Paris: Paris on Saturday said it was cancelling its traditional New Year fireworks as Europe braced for tighter curbs to rein in the spread of the new strain of the coronavirus fuelling a resurgence in COVID-19 cases worldwide.
EU chief Ursula von der Leyen has warned the Omicron coronavirus variant could be dominant in Europe by mid-January.
Many countries have decided to reintroduce travel restrictions and other containment measures since it was first detected in South Africa last month.
"With regard to the acceleration of the pandemic, and the risks related to the end-of-year festivities, authorities should impose significant restrictions," France's scientific panel said.
And Paris municipal authorities announced "with regret that we will have to cancel all the festivities planned on the Champs Elysees on December 31.
"The fireworks will not take place, nor unfortunately will there be any DJ sets," the mayor's office told AFP.
On Friday, Germany designated France and Denmark as high risk zones, and said it would impose quarantine on unvaccinated travellers from its two neighbours, starting from Sunday.
In Ireland, bars and restaurants will have to close from 8:00 pm from Sunday until January 30, prime minister Micheal Martin announced.
Denmark, which this week had the highest per capita new COVID infection rate, said it would close cinemas, theatres and concert halls and restrict restaurant opening hours.
And Switzerland is also stepping up anti-COVID measures from Monday as the country battles an intense fifth wave of the virus, which has killed at least 5,335,968 people since the outbreak emerged in China in December 2019.

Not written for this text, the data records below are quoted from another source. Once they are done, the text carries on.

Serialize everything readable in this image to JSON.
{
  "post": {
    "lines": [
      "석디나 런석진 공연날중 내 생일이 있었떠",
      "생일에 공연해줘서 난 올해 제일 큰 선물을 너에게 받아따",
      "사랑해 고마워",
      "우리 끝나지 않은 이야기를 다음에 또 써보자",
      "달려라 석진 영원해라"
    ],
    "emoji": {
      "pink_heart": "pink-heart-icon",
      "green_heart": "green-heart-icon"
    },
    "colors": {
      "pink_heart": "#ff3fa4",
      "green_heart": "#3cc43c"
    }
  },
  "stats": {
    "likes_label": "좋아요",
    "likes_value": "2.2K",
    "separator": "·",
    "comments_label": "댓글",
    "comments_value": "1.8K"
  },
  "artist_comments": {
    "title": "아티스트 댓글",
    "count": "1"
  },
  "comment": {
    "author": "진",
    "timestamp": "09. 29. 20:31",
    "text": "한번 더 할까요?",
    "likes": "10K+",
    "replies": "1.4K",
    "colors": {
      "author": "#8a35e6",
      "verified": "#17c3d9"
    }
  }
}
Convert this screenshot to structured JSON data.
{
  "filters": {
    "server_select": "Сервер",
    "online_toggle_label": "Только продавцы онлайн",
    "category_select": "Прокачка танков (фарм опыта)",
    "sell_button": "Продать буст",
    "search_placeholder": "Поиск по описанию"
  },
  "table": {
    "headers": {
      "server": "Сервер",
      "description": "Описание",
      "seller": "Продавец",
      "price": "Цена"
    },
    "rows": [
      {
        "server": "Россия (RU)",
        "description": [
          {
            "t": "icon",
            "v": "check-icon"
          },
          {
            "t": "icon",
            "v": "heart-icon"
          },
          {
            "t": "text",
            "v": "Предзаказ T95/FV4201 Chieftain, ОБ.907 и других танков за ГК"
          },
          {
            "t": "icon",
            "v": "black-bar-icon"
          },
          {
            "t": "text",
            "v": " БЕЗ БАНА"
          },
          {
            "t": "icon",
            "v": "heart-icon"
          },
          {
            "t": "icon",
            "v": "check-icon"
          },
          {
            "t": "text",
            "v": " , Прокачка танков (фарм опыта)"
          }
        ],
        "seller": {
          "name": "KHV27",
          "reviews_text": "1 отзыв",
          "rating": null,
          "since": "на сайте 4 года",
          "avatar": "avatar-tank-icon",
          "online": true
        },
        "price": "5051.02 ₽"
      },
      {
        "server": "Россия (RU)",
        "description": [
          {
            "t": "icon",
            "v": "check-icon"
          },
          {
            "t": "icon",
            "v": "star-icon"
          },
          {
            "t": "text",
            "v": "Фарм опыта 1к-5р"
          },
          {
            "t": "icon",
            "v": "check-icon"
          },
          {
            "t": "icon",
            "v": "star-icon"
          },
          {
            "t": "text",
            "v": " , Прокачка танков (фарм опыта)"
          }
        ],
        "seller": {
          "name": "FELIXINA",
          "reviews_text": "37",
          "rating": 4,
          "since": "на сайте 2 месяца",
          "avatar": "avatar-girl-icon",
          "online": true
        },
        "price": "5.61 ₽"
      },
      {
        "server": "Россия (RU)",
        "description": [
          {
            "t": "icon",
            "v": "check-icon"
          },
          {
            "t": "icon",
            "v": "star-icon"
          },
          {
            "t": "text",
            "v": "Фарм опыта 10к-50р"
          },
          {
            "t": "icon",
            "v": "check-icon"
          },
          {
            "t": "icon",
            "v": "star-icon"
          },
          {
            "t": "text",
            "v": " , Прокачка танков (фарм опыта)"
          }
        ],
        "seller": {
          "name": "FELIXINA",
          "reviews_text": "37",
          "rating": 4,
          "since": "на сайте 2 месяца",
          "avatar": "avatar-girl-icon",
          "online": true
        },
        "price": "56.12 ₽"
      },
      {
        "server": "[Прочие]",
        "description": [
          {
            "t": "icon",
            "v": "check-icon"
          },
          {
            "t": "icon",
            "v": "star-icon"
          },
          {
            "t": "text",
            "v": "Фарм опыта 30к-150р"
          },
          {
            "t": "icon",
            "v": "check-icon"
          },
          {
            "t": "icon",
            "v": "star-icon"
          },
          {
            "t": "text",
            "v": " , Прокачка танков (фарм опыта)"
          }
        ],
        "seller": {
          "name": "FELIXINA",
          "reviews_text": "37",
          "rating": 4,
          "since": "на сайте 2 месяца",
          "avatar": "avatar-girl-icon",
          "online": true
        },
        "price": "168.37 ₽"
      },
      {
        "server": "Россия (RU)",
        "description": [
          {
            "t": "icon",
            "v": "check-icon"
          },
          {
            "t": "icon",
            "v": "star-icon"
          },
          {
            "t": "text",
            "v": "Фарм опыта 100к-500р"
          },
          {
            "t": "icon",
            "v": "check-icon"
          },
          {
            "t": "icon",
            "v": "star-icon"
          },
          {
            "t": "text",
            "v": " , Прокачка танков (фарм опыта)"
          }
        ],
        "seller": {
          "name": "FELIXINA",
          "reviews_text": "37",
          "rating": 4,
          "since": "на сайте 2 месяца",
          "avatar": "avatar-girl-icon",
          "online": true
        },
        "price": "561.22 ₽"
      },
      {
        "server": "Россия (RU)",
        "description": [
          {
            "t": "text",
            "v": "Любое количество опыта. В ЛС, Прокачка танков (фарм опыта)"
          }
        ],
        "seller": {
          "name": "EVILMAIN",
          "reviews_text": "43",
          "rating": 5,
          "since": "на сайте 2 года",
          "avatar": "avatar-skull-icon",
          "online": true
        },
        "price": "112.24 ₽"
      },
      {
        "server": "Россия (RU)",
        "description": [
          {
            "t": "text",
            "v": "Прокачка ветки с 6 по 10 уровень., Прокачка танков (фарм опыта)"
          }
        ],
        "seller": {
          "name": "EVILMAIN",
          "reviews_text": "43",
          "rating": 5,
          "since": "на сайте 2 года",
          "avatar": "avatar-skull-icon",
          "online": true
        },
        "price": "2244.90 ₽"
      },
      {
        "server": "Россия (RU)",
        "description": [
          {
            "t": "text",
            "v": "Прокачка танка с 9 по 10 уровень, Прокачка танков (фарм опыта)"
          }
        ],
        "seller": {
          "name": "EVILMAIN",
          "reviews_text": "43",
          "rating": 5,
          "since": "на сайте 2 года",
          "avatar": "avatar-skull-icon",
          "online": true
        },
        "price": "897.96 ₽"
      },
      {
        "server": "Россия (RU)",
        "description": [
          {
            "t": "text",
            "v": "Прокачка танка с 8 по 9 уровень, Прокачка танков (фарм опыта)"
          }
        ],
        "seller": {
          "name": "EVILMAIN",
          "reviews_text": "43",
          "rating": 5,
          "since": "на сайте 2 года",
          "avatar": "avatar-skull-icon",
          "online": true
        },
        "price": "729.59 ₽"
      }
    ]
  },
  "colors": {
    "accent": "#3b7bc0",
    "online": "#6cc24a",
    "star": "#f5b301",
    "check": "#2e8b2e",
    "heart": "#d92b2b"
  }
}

The Dutch govenrment is scheduled to hold an emergency meeting on Saturday afternoon after its team of expert scientific advisers recommended new restrictions to rein in Omicron, media reports said.
According to the reports, the government will hold a news conference at 1800 GMT to announce the new measures.
A number of countries are opening up their immunisation drives to younger children, even though the EU's health agency has warned that jabs alone will not be sufficient to stop the variant's rise.
In Portugal, where 88.9 per cent of the population is vaccinated, more than 60,000 children aged between five and 11 were set to receive their first jab of the Pfizer COVID-19 vaccine this weekend.
And in France, Health Minister Olivier Veran said that jabs will start to be administered to children in the same age group from Wednesday.
"If all goes well, we will start vaccination of children on the afternoon of December 22 in specially adapted centres," he told France Inter radio.
Nevertheless, the EU health agency ECDC has said measures like mask-wearing, distance working and the prevention of crowds were essential to reduce the burden on healthcare systems in the time available, with vaccines alone taking too long.
The EU's medicines watchdog last month approved the lower-dosage Pfizer-BioNTech shot for five to 11-year-olds, an age group experiencing high coronavirus infection rates across the continent.
The United States was the first large country to take the plunge and has so far vaccinated more than five million children in the five-to-11 age bracket.
Denmark was one of the first European countries to open vaccination to all over-fives on November 26, though it is not compulsory.
Inside a converted commercial warehouse in a suburb of the Danish capital, seven-year-old William was one of a number of children waiting for thier first COVID jab.
"I'm not scared, I've already done it 100 times," he said, showing off to his younger brother.
Another youngster, Camelia, said she was more than happy to get the jab.
"Everybody is the family was vaccinated, I was the last one," she said. "I'm happy I did it because now, if I get corona, I won't feel anything."